Finance Minister Constantinos Petrides sought to strike an upbeat note on Monday, saying that economic output is forecast to shrink by about 7 per cent this year, while the public debt – though inflated – can be managed.
He was speaking to MPs at the House finance committee, where he and the labor minister were summoned to give an overview of the state of play in the economy amid the downturn linked to the coronavirus situation.
Based on data to date, the government projects a drop in GDP of just under 7 per cent by the end of the year.
But in 2021 the economy is expected to rebound by 5.6 per cent; this, however, will depend on external demand.
Unemployment meanwhile will range around 9 per cent at year’s end. According to July data, joblessness in the eurozone was at 7.9 per cent (6.9 per cent in Cyprus), and 7.2 per cent in non-eurozone EU member states.
On the public debt, Petrides said it currently stands at 120 per cent of GDP, but is likewise expected to fall next year for two reasons: first, an increase in GDP itself and, secondly, more recent government borrowing on low interest rates will be used to pay off previous borrowing secured at higher prices.
Debt forecasts are within the parameters set by the government, the minister asserted. Despite being high, Cyprus’ public debt is manageable – it is currently the seventh highest in the EU for 2020, from the sixth highest that it had been in 2019.
The fiscal deficit is set to come to 4.3 per cent of GDP in 2020, although over the past 15 years there have been six during which that number was higher, Petrides noted.
He explained that the government is working on a four-stage economic recovery plan, designed to gradually return to fiscal surpluses.
The first stage runs from March until the end of the year, during which period the government implemented 85 support and relief schemes related to the coronavirus.
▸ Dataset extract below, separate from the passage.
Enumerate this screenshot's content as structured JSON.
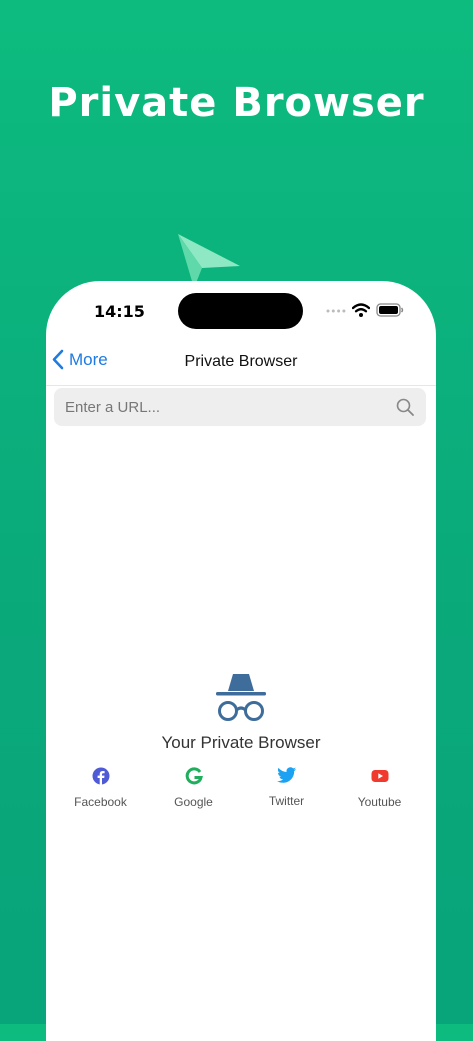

The second stage will involve a “stabilisation and readjustment of expenditures” during 2021.
In the third stage, Cyprus will tap some €1bn from the EU recovery fund, aimed at restarting the economy.
But the EU cash comes with strings attached. Cyprus must first implement a series of reforms, including in the public service, local government, legislation governing development projects, and the justice system.
Over the past few years, Petrides observed, Cyprus has suffered from “reform fatigue” due to the political cost involved.
“There need to be reforms, and the government and parliament must be the drivers behind this,” he said.
Going into more specifics, the minister left open the possibility of extending a current guarantee against evictions.
But he all but ruled out further extending a moratorium on property repossessions – which resumed this month.
“We must safeguard the banking sector so as to avoid the slippery slope.”
The government is also not in favour of extending the suspension on loan installments scheme, even though banks can opt to do so on their own initiative.
The suspension on loan installments scheme – designed to give debtors some relief – expires at the end of the year.
Weighing in on the home repossessions issue, central bank governor Constantinos Herodotou said he was against granting a further grace period, since most of these loans concern debtors who’ve been uncooperative for too long.
Currently 45 per cent of non-performing loans (NPLs) are five years or more in arrears, and a further 32 per cent are over seven years behind. This metric is the worst in Europe.
Herodotou said EU authorities have indicated they are wary of the “debt delinquency culture” in Cyprus.
And given that an economic rebound is forecast for next year, extending the moratorium on repos does not make for sound policy.
“We will only give [credit rating] agencies the excuse to consider that a part of these loans will also turn non-performing in 2021,” the central banker said, warning that this would adversely impact Cyprus’ sovereign credit score.
For her part, Labour Minister Zeta Emilianidou said the various government support schemes have been taken up by 190,000 employees, 25,000 self-employed persons, and 54,000 businesses.
The total cost of the schemes comes to €460 million.
Emilianidou fired a warning shot, hinting at sanctions against employers who benefited from the support schemes but who are found to fire workers.
She recalled that beneficiary businesses are bound to not issue termination of employment notices until the end of December.
“After December, they will be able to do so.”
Support schemes for workers would continue until October. Between October and March 2021, hotels and other businesses associated with tourism will enroll in government schemes concerning the full suspension of operations.